REQUIREMENT
Word for word, reproduce every line of the data below.
START MATERIAL TO PROCESS
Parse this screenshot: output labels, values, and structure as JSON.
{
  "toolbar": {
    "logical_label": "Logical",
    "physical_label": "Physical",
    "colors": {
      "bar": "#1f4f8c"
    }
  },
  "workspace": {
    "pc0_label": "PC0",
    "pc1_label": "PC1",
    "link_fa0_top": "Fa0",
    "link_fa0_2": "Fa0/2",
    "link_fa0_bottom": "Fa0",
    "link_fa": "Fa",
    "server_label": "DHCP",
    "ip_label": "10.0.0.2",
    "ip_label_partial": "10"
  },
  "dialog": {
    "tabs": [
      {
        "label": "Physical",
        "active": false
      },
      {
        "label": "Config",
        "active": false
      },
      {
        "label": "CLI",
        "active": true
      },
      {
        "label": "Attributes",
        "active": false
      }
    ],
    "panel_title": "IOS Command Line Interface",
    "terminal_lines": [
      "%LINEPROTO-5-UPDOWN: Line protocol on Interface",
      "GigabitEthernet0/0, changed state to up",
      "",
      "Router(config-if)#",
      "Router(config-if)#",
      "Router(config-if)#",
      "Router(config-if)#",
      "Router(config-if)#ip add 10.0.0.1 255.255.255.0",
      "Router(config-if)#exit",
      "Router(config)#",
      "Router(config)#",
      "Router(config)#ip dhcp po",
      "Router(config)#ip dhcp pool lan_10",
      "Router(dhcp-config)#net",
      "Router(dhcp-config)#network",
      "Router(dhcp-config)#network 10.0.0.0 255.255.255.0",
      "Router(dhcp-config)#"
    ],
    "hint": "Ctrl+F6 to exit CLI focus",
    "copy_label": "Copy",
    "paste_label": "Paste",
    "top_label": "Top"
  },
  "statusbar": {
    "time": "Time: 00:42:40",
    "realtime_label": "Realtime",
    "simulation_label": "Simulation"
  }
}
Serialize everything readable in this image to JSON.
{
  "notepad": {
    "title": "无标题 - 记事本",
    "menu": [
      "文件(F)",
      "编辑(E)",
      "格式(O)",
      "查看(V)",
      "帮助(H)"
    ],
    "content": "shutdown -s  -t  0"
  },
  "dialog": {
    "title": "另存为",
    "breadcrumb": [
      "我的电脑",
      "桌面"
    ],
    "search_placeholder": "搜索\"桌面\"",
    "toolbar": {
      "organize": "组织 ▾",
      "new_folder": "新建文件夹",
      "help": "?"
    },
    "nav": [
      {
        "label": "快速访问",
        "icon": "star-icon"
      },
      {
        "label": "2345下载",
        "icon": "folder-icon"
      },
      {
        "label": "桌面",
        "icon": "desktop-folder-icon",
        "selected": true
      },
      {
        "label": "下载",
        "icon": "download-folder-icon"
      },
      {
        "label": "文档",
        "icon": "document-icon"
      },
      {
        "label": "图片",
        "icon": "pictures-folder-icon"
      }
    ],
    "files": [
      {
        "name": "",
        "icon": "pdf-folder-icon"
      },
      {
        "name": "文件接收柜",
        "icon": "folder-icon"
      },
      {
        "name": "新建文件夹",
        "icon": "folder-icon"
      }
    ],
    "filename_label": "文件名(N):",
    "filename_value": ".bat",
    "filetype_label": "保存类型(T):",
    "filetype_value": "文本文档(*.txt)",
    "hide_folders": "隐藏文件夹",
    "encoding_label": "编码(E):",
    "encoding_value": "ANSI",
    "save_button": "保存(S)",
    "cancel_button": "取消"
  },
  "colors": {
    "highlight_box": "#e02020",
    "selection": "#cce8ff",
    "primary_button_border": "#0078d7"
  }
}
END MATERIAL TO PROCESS
EXPECTED ANSWER
Parse this screenshot: output labels, values, and structure as JSON.
{
  "toolbar": {
    "logical_label": "Logical",
    "physical_label": "Physical",
    "colors": {
      "bar": "#1f4f8c"
    }
  },
  "workspace": {
    "pc0_label": "PC0",
    "pc1_label": "PC1",
    "link_fa0_top": "Fa0",
    "link_fa0_2": "Fa0/2",
    "link_fa0_bottom": "Fa0",
    "link_fa": "Fa",
    "server_label": "DHCP",
    "ip_label": "10.0.0.2",
    "ip_label_partial": "10"
  },
  "dialog": {
    "tabs": [
      {
        "label": "Physical",
        "active": false
      },
      {
        "label": "Config",
        "active": false
      },
      {
        "label": "CLI",
        "active": true
      },
      {
        "label": "Attributes",
        "active": false
      }
    ],
    "panel_title": "IOS Command Line Interface",
    "terminal_lines": [
      "%LINEPROTO-5-UPDOWN: Line protocol on Interface",
      "GigabitEthernet0/0, changed state to up",
      "",
      "Router(config-if)#",
      "Router(config-if)#",
      "Router(config-if)#",
      "Router(config-if)#",
      "Router(config-if)#ip add 10.0.0.1 255.255.255.0",
      "Router(config-if)#exit",
      "Router(config)#",
      "Router(config)#",
      "Router(config)#ip dhcp po",
      "Router(config)#ip dhcp pool lan_10",
      "Router(dhcp-config)#net",
      "Router(dhcp-config)#network",
      "Router(dhcp-config)#network 10.0.0.0 255.255.255.0",
      "Router(dhcp-config)#"
    ],
    "hint": "Ctrl+F6 to exit CLI focus",
    "copy_label": "Copy",
    "paste_label": "Paste",
    "top_label": "Top"
  },
  "statusbar": {
    "time": "Time: 00:42:40",
    "realtime_label": "Realtime",
    "simulation_label": "Simulation"
  }
}
Serialize everything readable in this image to JSON.
{
  "notepad": {
    "title": "无标题 - 记事本",
    "menu": [
      "文件(F)",
      "编辑(E)",
      "格式(O)",
      "查看(V)",
      "帮助(H)"
    ],
    "content": "shutdown -s  -t  0"
  },
  "dialog": {
    "title": "另存为",
    "breadcrumb": [
      "我的电脑",
      "桌面"
    ],
    "search_placeholder": "搜索\"桌面\"",
    "toolbar": {
      "organize": "组织 ▾",
      "new_folder": "新建文件夹",
      "help": "?"
    },
    "nav": [
      {
        "label": "快速访问",
        "icon": "star-icon"
      },
      {
        "label": "2345下载",
        "icon": "folder-icon"
      },
      {
        "label": "桌面",
        "icon": "desktop-folder-icon",
        "selected": true
      },
      {
        "label": "下载",
        "icon": "download-folder-icon"
      },
      {
        "label": "文档",
        "icon": "document-icon"
      },
      {
        "label": "图片",
        "icon": "pictures-folder-icon"
      }
    ],
    "files": [
      {
        "name": "",
        "icon": "pdf-folder-icon"
      },
      {
        "name": "文件接收柜",
        "icon": "folder-icon"
      },
      {
        "name": "新建文件夹",
        "icon": "folder-icon"
      }
    ],
    "filename_label": "文件名(N):",
    "filename_value": ".bat",
    "filetype_label": "保存类型(T):",
    "filetype_value": "文本文档(*.txt)",
    "hide_folders": "隐藏文件夹",
    "encoding_label": "编码(E):",
    "encoding_value": "ANSI",
    "save_button": "保存(S)",
    "cancel_button": "取消"
  },
  "colors": {
    "highlight_box": "#e02020",
    "selection": "#cce8ff",
    "primary_button_border": "#0078d7"
  }
}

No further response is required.